Smaller businesses are less likely to be aware of VDI than their larger counterparts, but the market is still expected to grow, Techaisle found.
As more small and midsize businesses turn to virtual desktop infrastructure solutions to reduce costs and better secure data and IT infrastructure, small-business spending on VDI platforms is on target to reach $430 million in 2015, up from $132 million currently, according to a survey of 1,200 U.S. SMBs conducted by IT research firm Techaisle. Business with 100 to 499 employees will represent the biggest opportunity for VDI vendors, and financial services, health care, professional business services and manufacturing specialists are early adopters of VDI.
VDI penetration is expected to grow rapidly to 12 percent by 2015, and the number of VDI seats to increase at a compound annual growth rate (CAGR) of 45 percent to 2.7 million, according to the study. What's more, a rise in the awareness and number of channel partners along with use cases could make the market grow even faster. While the awareness of VDI solutions is 5 percent among the smallest businesses-those with 1 to 19 employees-that awareness jumps to 42 percent for businesses with 50 to 99 employees, the survey found.

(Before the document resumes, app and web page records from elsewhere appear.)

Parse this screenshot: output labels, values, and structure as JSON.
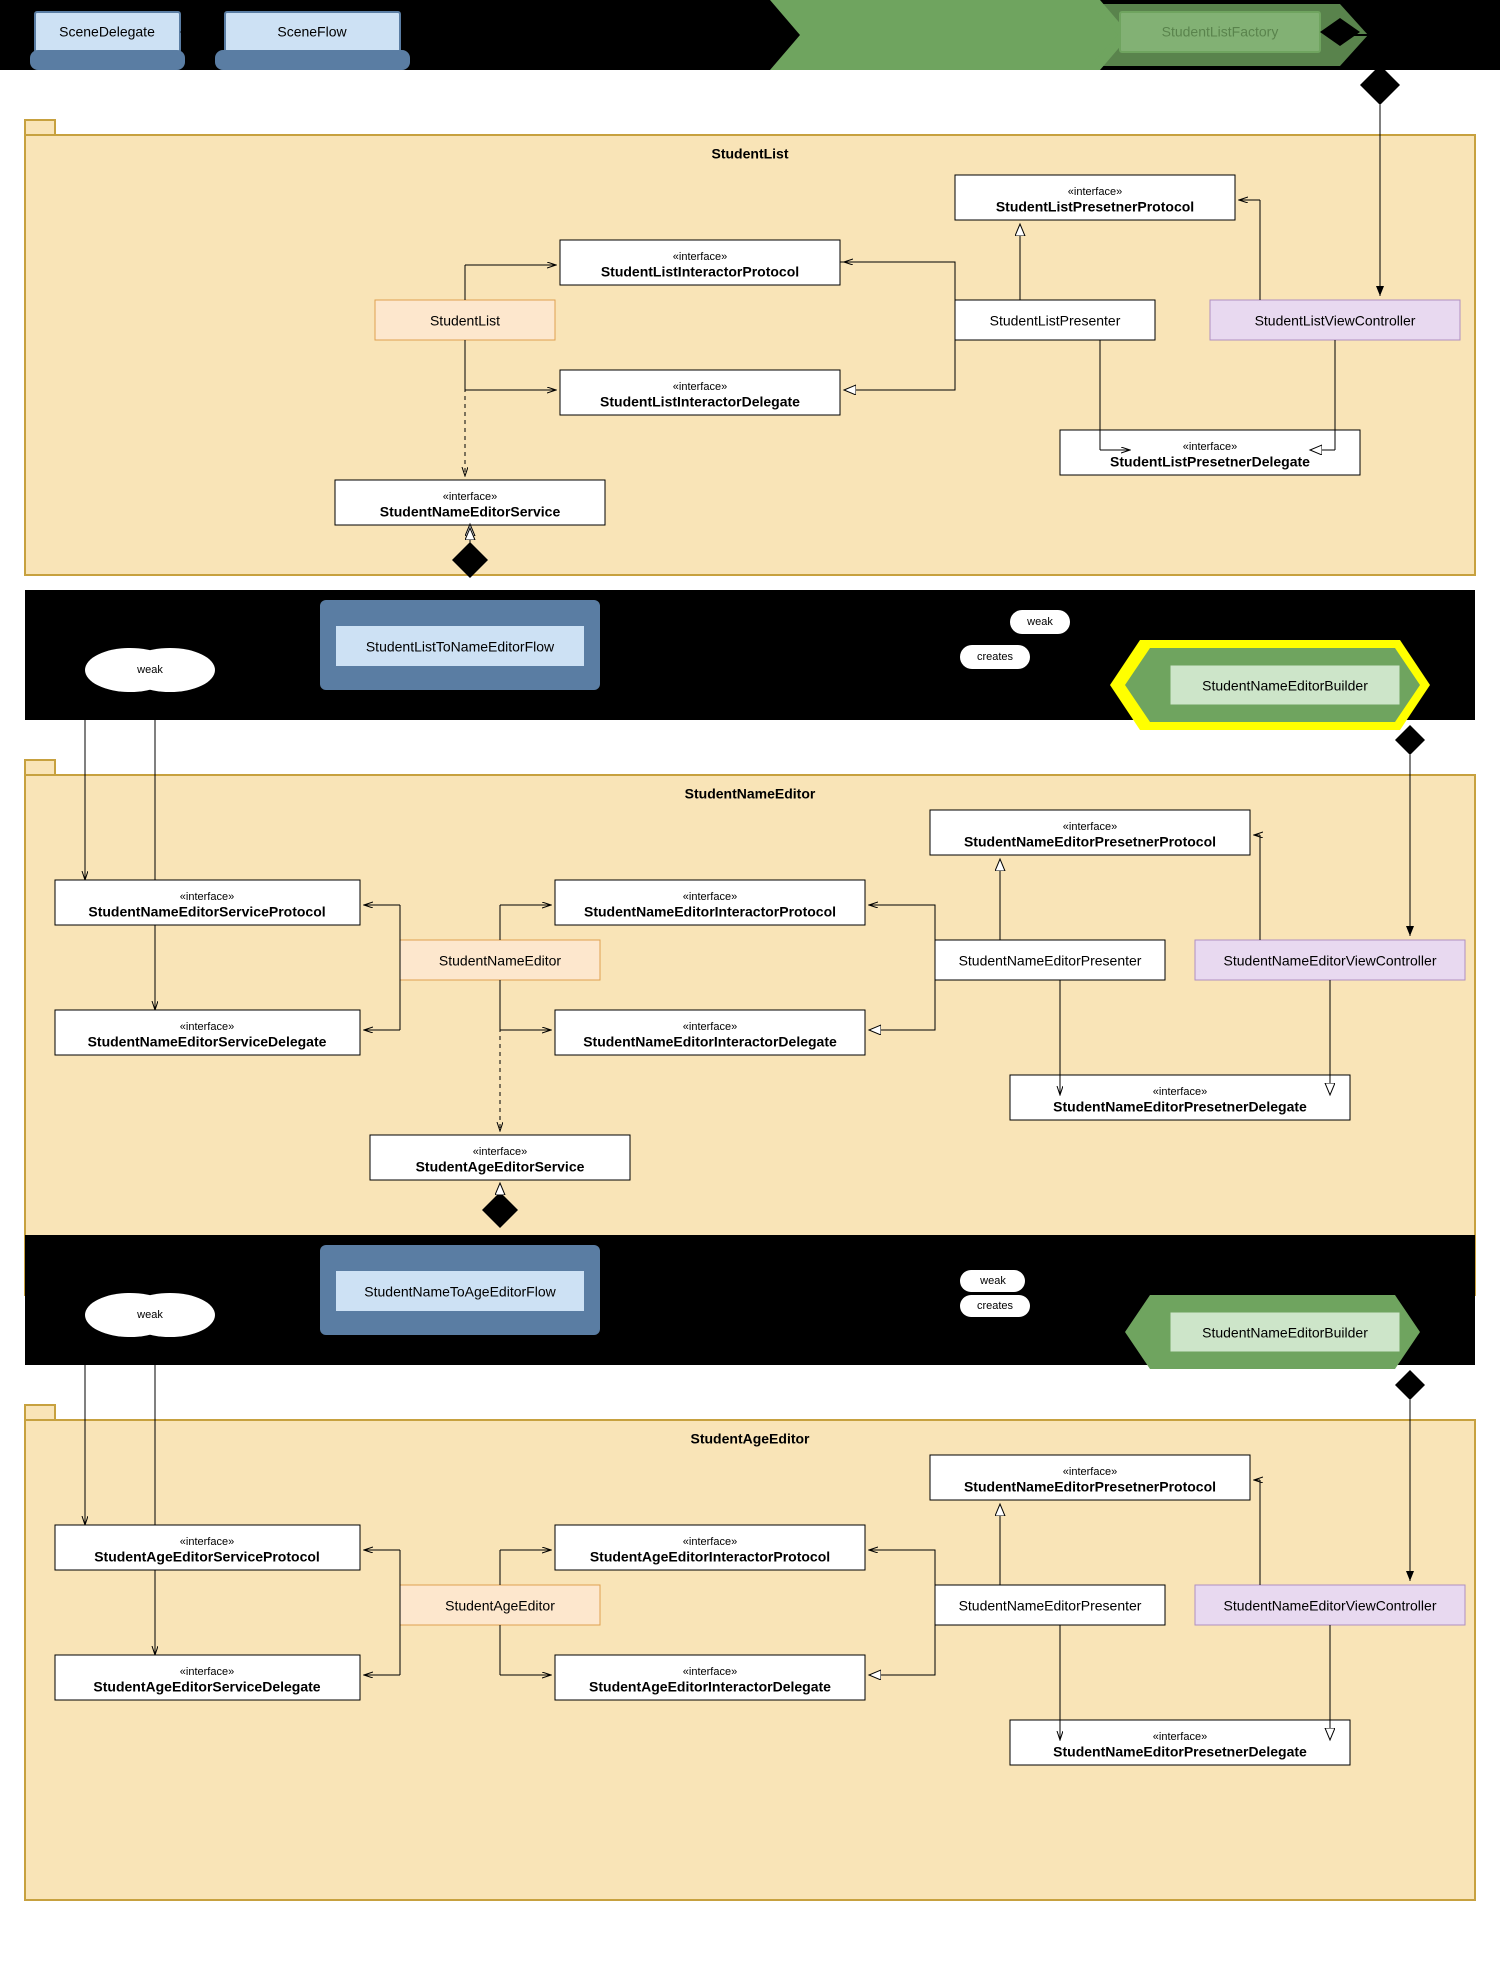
{
  "top": {
    "sceneDelegate": "SceneDelegate",
    "sceneFlow": "SceneFlow",
    "studentListFactory": "StudentListFactory"
  },
  "interface": "«interface»",
  "labels": {
    "weak": "weak",
    "creates": "creates"
  },
  "packages": {
    "studentList": {
      "title": "StudentList",
      "interactor": "StudentList",
      "interactorProtocol": "StudentListInteractorProtocol",
      "interactorDelegate": "StudentListInteractorDelegate",
      "presenter": "StudentListPresenter",
      "presenterProtocol": "StudentListPresetnerProtocol",
      "presenterDelegate": "StudentListPresetnerDelegate",
      "viewController": "StudentListViewController",
      "service": "StudentNameEditorService"
    },
    "flow1": {
      "name": "StudentListToNameEditorFlow",
      "builder": "StudentNameEditorBuilder"
    },
    "studentNameEditor": {
      "title": "StudentNameEditor",
      "interactor": "StudentNameEditor",
      "interactorProtocol": "StudentNameEditorInteractorProtocol",
      "interactorDelegate": "StudentNameEditorInteractorDelegate",
      "presenter": "StudentNameEditorPresenter",
      "presenterProtocol": "StudentNameEditorPresetnerProtocol",
      "presenterDelegate": "StudentNameEditorPresetnerDelegate",
      "viewController": "StudentNameEditorViewController",
      "serviceProtocol": "StudentNameEditorServiceProtocol",
      "serviceDelegate": "StudentNameEditorServiceDelegate",
      "service": "StudentAgeEditorService"
    },
    "flow2": {
      "name": "StudentNameToAgeEditorFlow",
      "builder": "StudentNameEditorBuilder"
    },
    "studentAgeEditor": {
      "title": "StudentAgeEditor",
      "interactor": "StudentAgeEditor",
      "interactorProtocol": "StudentAgeEditorInteractorProtocol",
      "interactorDelegate": "StudentAgeEditorInteractorDelegate",
      "presenter": "StudentNameEditorPresenter",
      "presenterProtocol": "StudentNameEditorPresetnerProtocol",
      "presenterDelegate": "StudentNameEditorPresetnerDelegate",
      "viewController": "StudentNameEditorViewController",
      "serviceProtocol": "StudentAgeEditorServiceProtocol",
      "serviceDelegate": "StudentAgeEditorServiceDelegate"
    }
  },
  "colors": {
    "blueLight": "#cde1f4",
    "blueBorder": "#5a7da3",
    "greenLight": "#cde5c9",
    "greenBorder": "#6fa45f",
    "packageBg": "#f9e4b7",
    "packageBorder": "#c7a13f",
    "orange": "#fde7cd",
    "orangeBorder": "#e0a050",
    "purple": "#e8d9f0",
    "purpleBorder": "#b090c0",
    "black": "#000",
    "yellow": "#ffff00"
  }
}
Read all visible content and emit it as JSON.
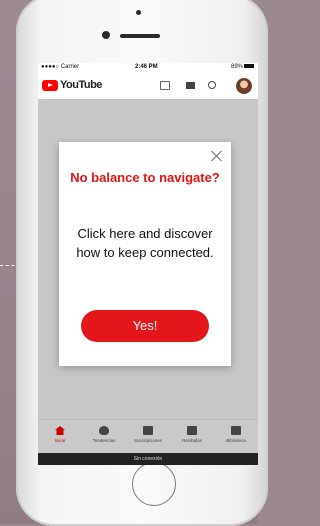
{
  "status": {
    "carrier": "●●●●○ Carrier",
    "time": "2:46 PM",
    "battery": "89%"
  },
  "appbar": {
    "brand": "YouTube"
  },
  "modal": {
    "title": "No balance to navigate?",
    "body": "Click here and discover how to keep connected.",
    "button": "Yes!"
  },
  "tabs": [
    {
      "label": "Inicio",
      "icon": "home-icon"
    },
    {
      "label": "Tendencias",
      "icon": "trending-icon"
    },
    {
      "label": "Suscripciones",
      "icon": "subscriptions-icon"
    },
    {
      "label": "Recibidos",
      "icon": "inbox-icon"
    },
    {
      "label": "Biblioteca",
      "icon": "library-icon"
    }
  ],
  "offline_banner": "Sin conexión",
  "colors": {
    "accent": "#e3171b",
    "brand": "#ff0000"
  }
}
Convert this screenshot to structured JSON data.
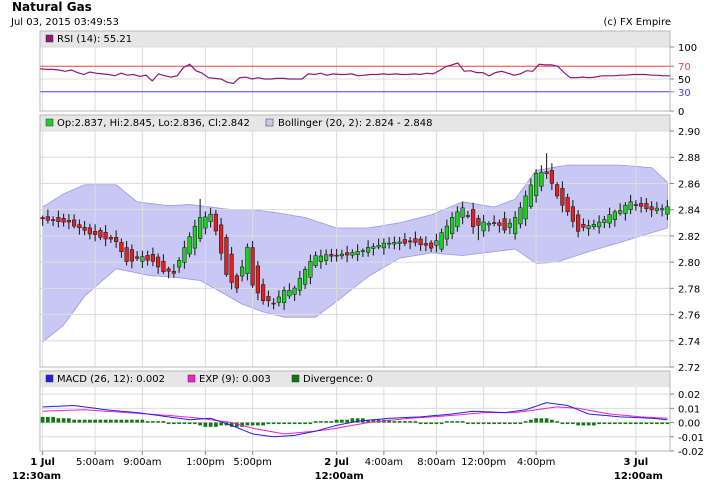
{
  "header": {
    "title": "Natural Gas",
    "timestamp": "Jul 03, 2015 03:49:53",
    "copyright": "(c) FX Empire"
  },
  "colors": {
    "panel_header_bg": "#e6e6e6",
    "grid": "#dcdcdc",
    "up_candle": "#22cc22",
    "down_candle": "#dd2222",
    "rsi_line": "#8b1a7a",
    "rsi_overbought": "#ee4444",
    "rsi_oversold": "#4444ee",
    "bollinger_fill": "#c8c8f4",
    "bollinger_edge": "#9a9ae6",
    "macd_line": "#2222dd",
    "exp_line": "#ee22cc",
    "divergence": "#117711"
  },
  "chart_data": [
    {
      "type": "line",
      "name": "rsi",
      "legend": "RSI (14): 55.21",
      "current": 55.21,
      "ylim": [
        0,
        100
      ],
      "yticks": [
        "100",
        "70",
        "50",
        "30",
        "0"
      ],
      "levels": {
        "overbought": 70,
        "oversold": 30
      },
      "values": [
        66,
        65,
        65,
        64,
        62,
        64,
        60,
        57,
        61,
        59,
        58,
        57,
        55,
        59,
        56,
        57,
        54,
        56,
        47,
        58,
        55,
        53,
        55,
        68,
        73,
        63,
        59,
        52,
        51,
        50,
        45,
        43,
        52,
        53,
        50,
        52,
        50,
        50,
        51,
        51,
        50,
        50,
        50,
        58,
        57,
        59,
        56,
        58,
        57,
        57,
        58,
        55,
        56,
        57,
        57,
        58,
        57,
        58,
        57,
        57,
        58,
        57,
        59,
        58,
        63,
        69,
        72,
        75,
        62,
        63,
        60,
        60,
        55,
        60,
        62,
        59,
        56,
        58,
        63,
        62,
        73,
        72,
        72,
        70,
        60,
        52,
        52,
        53,
        52,
        53,
        55,
        55,
        55,
        56,
        56,
        57,
        57,
        57,
        56,
        56,
        55,
        55
      ]
    },
    {
      "type": "candlestick",
      "name": "price",
      "legend_ohlc": "Op:2.837, Hi:2.845, Lo:2.836, Cl:2.842",
      "legend_bollinger": "Bollinger (20, 2): 2.824 - 2.848",
      "ylim": [
        2.72,
        2.9
      ],
      "yticks": [
        "2.90",
        "2.88",
        "2.86",
        "2.84",
        "2.82",
        "2.80",
        "2.78",
        "2.76",
        "2.74",
        "2.72"
      ],
      "x_labels": [
        {
          "i": 0,
          "text": "1 Jul",
          "sub": "12:30am"
        },
        {
          "i": 10,
          "text": "5:00am"
        },
        {
          "i": 19,
          "text": "9:00am"
        },
        {
          "i": 31,
          "text": "1:00pm"
        },
        {
          "i": 40,
          "text": "5:00pm"
        },
        {
          "i": 56,
          "text": "2 Jul",
          "sub": "12:00am"
        },
        {
          "i": 65,
          "text": "4:00am"
        },
        {
          "i": 75,
          "text": "8:00am"
        },
        {
          "i": 84,
          "text": "12:00pm"
        },
        {
          "i": 94,
          "text": "4:00pm"
        },
        {
          "i": 113,
          "text": "3 Jul",
          "sub": "12:00am"
        }
      ],
      "n": 120,
      "key": [
        [
          0,
          2.834,
          2.833
        ],
        [
          5,
          2.833,
          2.83
        ],
        [
          9,
          2.825,
          2.822
        ],
        [
          11,
          2.824,
          2.819
        ],
        [
          14,
          2.818,
          2.816
        ],
        [
          16,
          2.812,
          2.8
        ],
        [
          19,
          2.801,
          2.804
        ],
        [
          21,
          2.807,
          2.8
        ],
        [
          23,
          2.8,
          2.793
        ],
        [
          25,
          2.792,
          2.792
        ],
        [
          28,
          2.805,
          2.82
        ],
        [
          30,
          2.818,
          2.834
        ],
        [
          32,
          2.832,
          2.836
        ],
        [
          33,
          2.836,
          2.824
        ],
        [
          35,
          2.82,
          2.79
        ],
        [
          37,
          2.79,
          2.78
        ],
        [
          39,
          2.79,
          2.812
        ],
        [
          40,
          2.812,
          2.782
        ],
        [
          42,
          2.782,
          2.771
        ],
        [
          44,
          2.768,
          2.769
        ],
        [
          46,
          2.77,
          2.778
        ],
        [
          48,
          2.776,
          2.78
        ],
        [
          50,
          2.782,
          2.795
        ],
        [
          52,
          2.797,
          2.805
        ],
        [
          55,
          2.805,
          2.805
        ],
        [
          58,
          2.806,
          2.806
        ],
        [
          60,
          2.806,
          2.808
        ],
        [
          63,
          2.81,
          2.812
        ],
        [
          66,
          2.813,
          2.815
        ],
        [
          69,
          2.816,
          2.815
        ],
        [
          71,
          2.818,
          2.815
        ],
        [
          74,
          2.814,
          2.811
        ],
        [
          76,
          2.811,
          2.822
        ],
        [
          78,
          2.822,
          2.834
        ],
        [
          80,
          2.833,
          2.842
        ],
        [
          82,
          2.84,
          2.827
        ],
        [
          84,
          2.825,
          2.83
        ],
        [
          86,
          2.83,
          2.83
        ],
        [
          88,
          2.832,
          2.825
        ],
        [
          90,
          2.822,
          2.834
        ],
        [
          92,
          2.834,
          2.85
        ],
        [
          94,
          2.85,
          2.868
        ],
        [
          96,
          2.868,
          2.868
        ],
        [
          97,
          2.87,
          2.86
        ],
        [
          98,
          2.86,
          2.85
        ],
        [
          100,
          2.85,
          2.838
        ],
        [
          102,
          2.835,
          2.824
        ],
        [
          104,
          2.825,
          2.828
        ],
        [
          106,
          2.828,
          2.83
        ],
        [
          108,
          2.83,
          2.836
        ],
        [
          110,
          2.836,
          2.84
        ],
        [
          112,
          2.84,
          2.846
        ],
        [
          114,
          2.846,
          2.842
        ],
        [
          116,
          2.842,
          2.84
        ],
        [
          119,
          2.837,
          2.842
        ]
      ],
      "bollinger_upper": [
        [
          0,
          2.842
        ],
        [
          4,
          2.852
        ],
        [
          8,
          2.859
        ],
        [
          14,
          2.859
        ],
        [
          18,
          2.846
        ],
        [
          24,
          2.843
        ],
        [
          28,
          2.844
        ],
        [
          32,
          2.842
        ],
        [
          36,
          2.84
        ],
        [
          40,
          2.84
        ],
        [
          44,
          2.838
        ],
        [
          50,
          2.834
        ],
        [
          56,
          2.826
        ],
        [
          62,
          2.826
        ],
        [
          68,
          2.83
        ],
        [
          74,
          2.836
        ],
        [
          80,
          2.846
        ],
        [
          86,
          2.842
        ],
        [
          90,
          2.848
        ],
        [
          94,
          2.87
        ],
        [
          100,
          2.874
        ],
        [
          110,
          2.874
        ],
        [
          116,
          2.872
        ],
        [
          119,
          2.861
        ]
      ],
      "bollinger_lower": [
        [
          0,
          2.739
        ],
        [
          4,
          2.752
        ],
        [
          8,
          2.774
        ],
        [
          14,
          2.795
        ],
        [
          20,
          2.79
        ],
        [
          26,
          2.788
        ],
        [
          30,
          2.786
        ],
        [
          34,
          2.777
        ],
        [
          38,
          2.768
        ],
        [
          42,
          2.762
        ],
        [
          46,
          2.758
        ],
        [
          52,
          2.758
        ],
        [
          56,
          2.77
        ],
        [
          62,
          2.789
        ],
        [
          68,
          2.803
        ],
        [
          74,
          2.807
        ],
        [
          80,
          2.805
        ],
        [
          86,
          2.808
        ],
        [
          90,
          2.81
        ],
        [
          94,
          2.799
        ],
        [
          98,
          2.8
        ],
        [
          104,
          2.808
        ],
        [
          110,
          2.815
        ],
        [
          114,
          2.82
        ],
        [
          119,
          2.826
        ]
      ]
    },
    {
      "type": "line",
      "name": "macd",
      "legend_macd": "MACD (26, 12): 0.002",
      "legend_exp": "EXP (9): 0.003",
      "legend_div": "Divergence: 0",
      "ylim": [
        -0.02,
        0.025
      ],
      "yticks": [
        "0.02",
        "0.01",
        "0.00",
        "-0.01",
        "-0.02"
      ],
      "macd": [
        [
          0,
          0.011
        ],
        [
          6,
          0.012
        ],
        [
          12,
          0.009
        ],
        [
          18,
          0.007
        ],
        [
          24,
          0.004
        ],
        [
          28,
          0.002
        ],
        [
          32,
          0.003
        ],
        [
          36,
          -0.002
        ],
        [
          40,
          -0.008
        ],
        [
          44,
          -0.01
        ],
        [
          48,
          -0.009
        ],
        [
          52,
          -0.006
        ],
        [
          56,
          -0.002
        ],
        [
          60,
          0.001
        ],
        [
          66,
          0.003
        ],
        [
          72,
          0.004
        ],
        [
          78,
          0.006
        ],
        [
          82,
          0.008
        ],
        [
          88,
          0.007
        ],
        [
          92,
          0.009
        ],
        [
          96,
          0.014
        ],
        [
          100,
          0.012
        ],
        [
          104,
          0.006
        ],
        [
          110,
          0.004
        ],
        [
          116,
          0.003
        ],
        [
          119,
          0.002
        ]
      ],
      "exp": [
        [
          0,
          0.008
        ],
        [
          8,
          0.009
        ],
        [
          16,
          0.007
        ],
        [
          24,
          0.005
        ],
        [
          30,
          0.003
        ],
        [
          36,
          0.0
        ],
        [
          40,
          -0.004
        ],
        [
          46,
          -0.008
        ],
        [
          52,
          -0.006
        ],
        [
          56,
          -0.004
        ],
        [
          62,
          0.0
        ],
        [
          70,
          0.003
        ],
        [
          78,
          0.005
        ],
        [
          84,
          0.007
        ],
        [
          90,
          0.007
        ],
        [
          94,
          0.009
        ],
        [
          98,
          0.011
        ],
        [
          102,
          0.01
        ],
        [
          108,
          0.006
        ],
        [
          114,
          0.004
        ],
        [
          119,
          0.003
        ]
      ],
      "divergence": [
        0.004,
        0.004,
        0.004,
        0.003,
        0.003,
        0.003,
        0.002,
        0.002,
        0.002,
        0.002,
        0.002,
        0.002,
        0.002,
        0.002,
        0.002,
        0.002,
        0.002,
        0.002,
        0.002,
        0.002,
        0.001,
        0.001,
        0.001,
        0.001,
        0.0,
        0.0,
        0.0,
        0.0,
        -0.001,
        -0.001,
        -0.002,
        -0.003,
        -0.003,
        -0.003,
        -0.002,
        -0.002,
        -0.003,
        -0.003,
        -0.003,
        -0.002,
        -0.002,
        -0.002,
        -0.002,
        -0.001,
        -0.001,
        -0.001,
        -0.001,
        -0.001,
        -0.001,
        -0.001,
        0.0,
        0.0,
        0.001,
        0.001,
        0.001,
        0.001,
        0.002,
        0.002,
        0.002,
        0.003,
        0.003,
        0.003,
        0.002,
        0.002,
        0.002,
        0.002,
        0.002,
        0.001,
        0.001,
        0.001,
        0.001,
        0.001,
        0.0,
        0.0,
        0.0,
        0.0,
        0.0,
        0.001,
        0.001,
        0.001,
        0.001,
        0.0,
        0.0,
        0.0,
        0.0,
        -0.001,
        -0.001,
        -0.001,
        -0.001,
        -0.001,
        0.0,
        0.0,
        0.001,
        0.002,
        0.003,
        0.003,
        0.003,
        0.002,
        0.001,
        0.0,
        -0.001,
        -0.001,
        -0.002,
        -0.002,
        -0.002,
        -0.002,
        -0.001,
        -0.001,
        -0.001,
        -0.001,
        -0.001,
        -0.001,
        -0.001,
        -0.001,
        -0.001,
        0.0,
        0.0,
        0.0,
        0.0,
        0.0
      ]
    }
  ]
}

More than half (58 percent) of the SMBs surveyed said they prefer to use VDI on premises by integrating best-of-breed hardware brands. The report also found hosted VDI is preferred by very small businesses, whereas VDI-in-a-box suggests consistent planned usage across all segments. The improved availability of applications and access to applications from anywhere and on any device, particularly among businesses adopting bring-your-own-device (BYOD) initiatives, were also cited as key drivers of the adoption of VDI solutions in the midmarket space.
"Although SMBs are ideal customers for VDI, there are many factors inhibiting adoption. Chief among them are lack of awareness, search for relevancy and proof of concept and deployment ease," the report noted. "Twenty-six percent of SMBs also cite lack of expertise, and a high percentage of SMBs have not given any serious thought to using VDI. On the other hand, of the midmarket businesses that have explored the idea of using VDI, 27 percent do not think that there is a need for it as yet."
VDI solutions host a desktop operating system within a virtual machine (VM) running on a hosted, centralized or remote server. Although the term was coined by virtualization company VMware, there are several companies that cater to midmarket companies with various platforms, including Citrix, which offers a VDI-in-a-Box solution. The technology enables customers to streamline management and costs by consolidating and centralizing the desktops while delivering end-users mobility and the freedom to access virtual desktops at any time, from any place, on any device.
Nathan Eddy is Associate Editor, Midmarket, at eWEEK.com. Before joining eWEEK.com, Nate was a writer with ChannelWeb and he served as an editor at FierceMarkets. He is a graduate of the Medill School of Journalism at Northwestern University.